*** Data to process ***
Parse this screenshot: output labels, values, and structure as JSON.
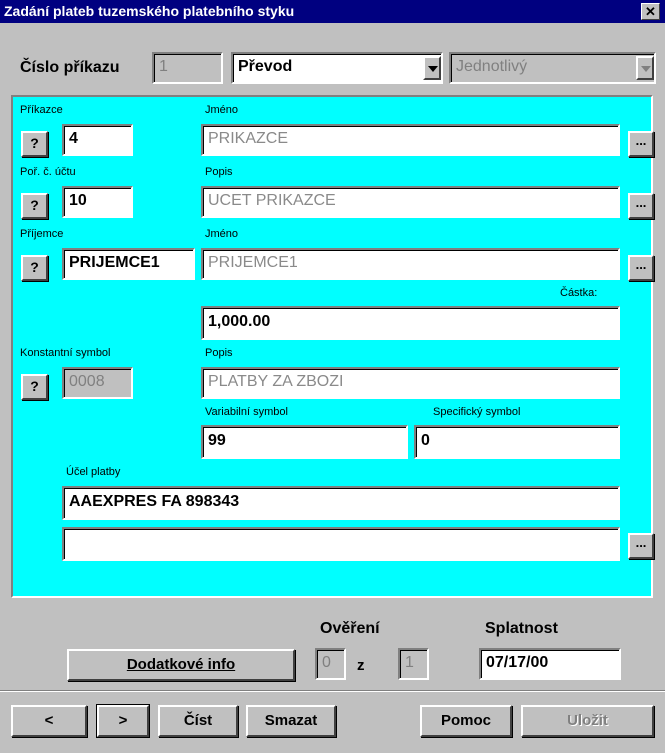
{
  "window": {
    "title": "Zadání plateb tuzemského platebního styku",
    "close_glyph": "✕"
  },
  "header": {
    "cislo_label": "Číslo příkazu",
    "cislo_value": "1",
    "type_value": "Převod",
    "mode_value": "Jednotlivý"
  },
  "prikazce": {
    "label": "Příkazce",
    "value": "4",
    "name_label": "Jméno",
    "name_value": "PRIKAZCE"
  },
  "ucet": {
    "label": "Poř. č. účtu",
    "value": "10",
    "popis_label": "Popis",
    "popis_value": "UCET PRIKAZCE"
  },
  "prijemce": {
    "label": "Příjemce",
    "value": "PRIJEMCE1",
    "name_label": "Jméno",
    "name_value": "PRIJEMCE1"
  },
  "castka": {
    "label": "Částka:",
    "value": "1,000.00"
  },
  "konst": {
    "label": "Konstantní symbol",
    "value": "0008",
    "popis_label": "Popis",
    "popis_value": "PLATBY ZA ZBOZI"
  },
  "var_symbol": {
    "label": "Variabilní symbol",
    "value": "99"
  },
  "spec_symbol": {
    "label": "Specifický symbol",
    "value": "0"
  },
  "ucel": {
    "label": "Účel platby",
    "line1": "AAEXPRES FA 898343",
    "line2": ""
  },
  "buttons": {
    "question": "?",
    "dots": "...",
    "dodatkove": "Dodatkové info",
    "prev": "<",
    "next": ">",
    "cist": "Číst",
    "smazat": "Smazat",
    "pomoc": "Pomoc",
    "ulozit": "Uložit"
  },
  "overeni": {
    "label": "Ověření",
    "value1": "0",
    "z": "z",
    "value2": "1"
  },
  "splatnost": {
    "label": "Splatnost",
    "value": "07/17/00"
  }
}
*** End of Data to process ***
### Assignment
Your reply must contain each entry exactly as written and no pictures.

### Expected output
Parse this screenshot: output labels, values, and structure as JSON.
{
  "window": {
    "title": "Zadání plateb tuzemského platebního styku",
    "close_glyph": "✕"
  },
  "header": {
    "cislo_label": "Číslo příkazu",
    "cislo_value": "1",
    "type_value": "Převod",
    "mode_value": "Jednotlivý"
  },
  "prikazce": {
    "label": "Příkazce",
    "value": "4",
    "name_label": "Jméno",
    "name_value": "PRIKAZCE"
  },
  "ucet": {
    "label": "Poř. č. účtu",
    "value": "10",
    "popis_label": "Popis",
    "popis_value": "UCET PRIKAZCE"
  },
  "prijemce": {
    "label": "Příjemce",
    "value": "PRIJEMCE1",
    "name_label": "Jméno",
    "name_value": "PRIJEMCE1"
  },
  "castka": {
    "label": "Částka:",
    "value": "1,000.00"
  },
  "konst": {
    "label": "Konstantní symbol",
    "value": "0008",
    "popis_label": "Popis",
    "popis_value": "PLATBY ZA ZBOZI"
  },
  "var_symbol": {
    "label": "Variabilní symbol",
    "value": "99"
  },
  "spec_symbol": {
    "label": "Specifický symbol",
    "value": "0"
  },
  "ucel": {
    "label": "Účel platby",
    "line1": "AAEXPRES FA 898343",
    "line2": ""
  },
  "buttons": {
    "question": "?",
    "dots": "...",
    "dodatkove": "Dodatkové info",
    "prev": "<",
    "next": ">",
    "cist": "Číst",
    "smazat": "Smazat",
    "pomoc": "Pomoc",
    "ulozit": "Uložit"
  },
  "overeni": {
    "label": "Ověření",
    "value1": "0",
    "z": "z",
    "value2": "1"
  },
  "splatnost": {
    "label": "Splatnost",
    "value": "07/17/00"
  }
}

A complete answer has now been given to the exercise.